I was in Region Eight recently and really do marvel at the cleanliness of the community of Paramakatoi, and its orderliness. Those whom I met were proud of their village and hybrid customs. I say hybrid, because of the coastal influence on the beliefs of the people there.
One of the complaints was the dishonest way the government had treated them regarding their firearms which had been surrendered. The men who complained were very emotional. They spoke about coming in contact with wild animals in and around their farms, and about their feelings of helplessness and frustration in not having their firearms.
People who made representation on their behalf were unable to penetrate the attitude of those in authority whom they met. They stressed that their community never had a gun crime as far as their memories go. The community, perhaps, before the advent of the churches, strove in its indigenous ways, fetching water far distances for domestic use; bathing and washing at streams; having to use lamps, torches or solar powered lights. Huts were thatched, there were herbal cures for snake bites, and bows and arrows and jungle traps to capture and kill for food and protection.
One wonders whether making life bearable, in terms of our experience, the pristine and fascinating ways of life of our first people are not being eroded?
Some stressed the preservation of the languages which are unwritten. Why only the intangible aspect of the people?
The different tribes have all displayed, to significant levels, their willingness to integrate with the wider society. Full integration will eventually erase the practice of living in reserved lands. Hence, segregation will be eroded and only ancestors’ land will be emotionally valued. Guyana will, sometime, in the near future be criss-crossed by roads and highways.
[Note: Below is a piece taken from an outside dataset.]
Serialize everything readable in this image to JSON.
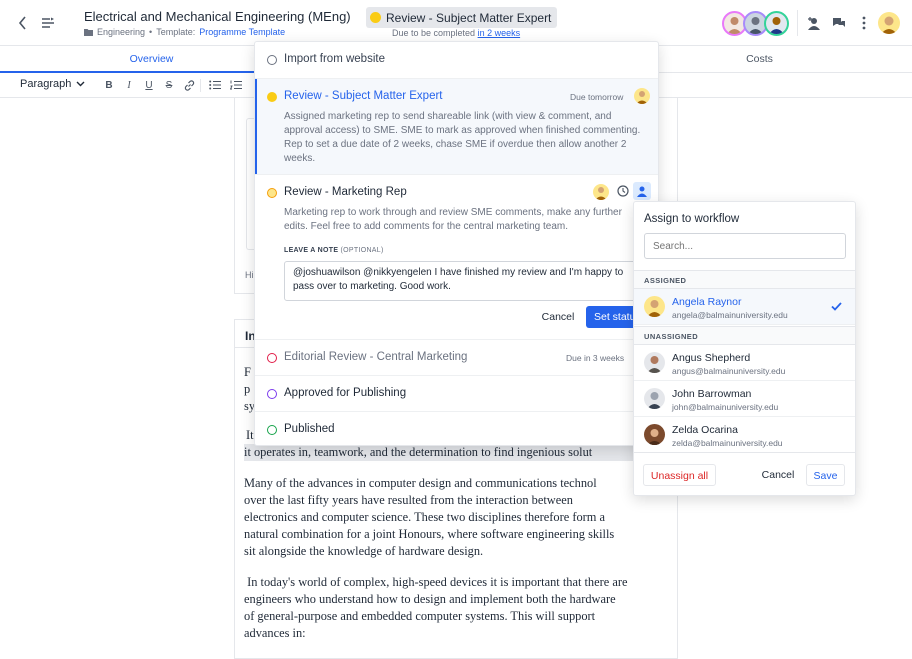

Our hinterland villages will lose their present nature-blended grandeur. So will many villages. It will be termed progress and development.
(Name and address provided)